A portrait of Chichay and Gil (socially and posthumously known as “Don Gil” for his role as a well-loved president of both the Escaño-controlled Visayan Electric Co. and Hijos de F. Escaño) would not be complete without their unswerving commitment to the Roman Catholic Church.
Mojares recounts that Chichay was a devotee of San Vicente and Gil to San Antonio -- on whose days, Tuesdays, the street children would be treated to a snack of bread and chocolate.
And like many prominent pre-World War II families, they had set Fridays as alms-giving days during which time the beggars would line up at the gates for “limosna.”
The Garcias also figured prominently in the reconstruction of the damaged Cebu Cathedral. Chichay “took pride in the Cathedral and she personally supervised its cleaning.”
It is perhaps against this idyllic backdrop, that those who knew the family are uncomfortable with the reuse of an old landmark into a “horror house.”
An Escaño descendant (name withheld upon request) considers the use of his “lola” Chichay’s house “into a haunted house attraction” a “shocker” despite the fact that it has been sold by an heir years ago.
He vents in disappointment: “I’m sure lola will really make it a haunted one in her anger”.
Former local newspaper writer, Teraii Maria Serna, asks: “Why? They should have turned this into a museum? Or a kind of airbnb hotel/museum?”
Branding consultant and advertising man, Carlo Borromeo, agrees: “Sad. It would be great if this could be turned into a museum. Cebu needs more museums and zero 'haunted' houses,” concludes Borromeo.
The idea to convert it into a horror house came from Elwin Abellana, head organizer of House 104 under Alfapro Events and Promotions.
Abellana said he wanted to transform an old house into an attraction.
He said the old Garcia mansion was a perfect fit because it was big, "creepy" and with parking spaces at the property’s backyard.
Convincing the new owners to use the property was not a problem. The only condition was not to decorate the house with a coffin.
It only took them two weeks to transform the mansion into a Halloween attraction.
Visitors navigate the chambers filled with ghost-like images that suddenly appear. Dark passages lead to the owner's old room where mythical creatures are ready to greet the guests.

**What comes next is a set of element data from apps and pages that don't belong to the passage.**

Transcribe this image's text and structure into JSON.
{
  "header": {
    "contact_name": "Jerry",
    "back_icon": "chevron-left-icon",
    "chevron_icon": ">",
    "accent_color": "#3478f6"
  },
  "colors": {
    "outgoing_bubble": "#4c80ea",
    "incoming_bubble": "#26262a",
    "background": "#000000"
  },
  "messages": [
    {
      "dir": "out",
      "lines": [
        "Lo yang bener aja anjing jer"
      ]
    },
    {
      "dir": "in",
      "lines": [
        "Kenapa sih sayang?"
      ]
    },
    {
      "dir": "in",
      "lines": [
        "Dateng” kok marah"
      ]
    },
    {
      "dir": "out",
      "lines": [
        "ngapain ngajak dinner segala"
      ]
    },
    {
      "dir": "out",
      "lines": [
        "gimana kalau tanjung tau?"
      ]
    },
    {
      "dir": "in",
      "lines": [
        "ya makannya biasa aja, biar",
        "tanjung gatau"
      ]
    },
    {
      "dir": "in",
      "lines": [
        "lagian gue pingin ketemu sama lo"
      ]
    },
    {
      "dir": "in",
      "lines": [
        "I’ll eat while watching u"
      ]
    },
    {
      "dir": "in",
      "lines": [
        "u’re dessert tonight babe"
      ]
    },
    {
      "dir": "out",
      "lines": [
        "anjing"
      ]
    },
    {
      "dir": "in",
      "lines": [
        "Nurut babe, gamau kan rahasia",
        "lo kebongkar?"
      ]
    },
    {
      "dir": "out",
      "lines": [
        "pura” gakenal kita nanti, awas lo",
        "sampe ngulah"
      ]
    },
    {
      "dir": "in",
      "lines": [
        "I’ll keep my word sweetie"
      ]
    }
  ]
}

At least 15 actors have been hired to act as ghosts, apparitions and mythical creatures lurking behind the walls as ambient music and gothic lighting engulf the entire house.
The scare tour, which takes about 10 minutes, opens daily from 3 p.m. to midnight. But it would be on a limited two-month run -- until Nov. 24 when the contract expires.
It might return next year if the new owners would allow it.
But there have been scary sightings of the house on 104 Ranudo Street. Security guard Joel Aballe had heard footsteps from one of the empty rooms while doing his rounds. The next day, a caretaker also got locked in the room where the footsteps had come from.
“After that incident, I never close the door whenever I go to the bathroom, I don’t want to get locked like the caretaker,” he said.
A medium hired by Abellana claimed that an Agta, a tall mythical creature with dark skin, lives on the acacia tree near the house, while a white lady lives inside the house.
Abellana said there was a time when the crew had to close the house early due to some “noise” from the second floor while the actors were taking their break.
“We got scared because we heard thuds from the second floor. It was as though they were mimicking the things that we did to the horror house visitors,” Abellana said.
One psychic has put it in perspective. She reportedly “saw” an old woman on the porch acting upset all the time and understood that the old woman wanted the house to “return to its former glory”. INQ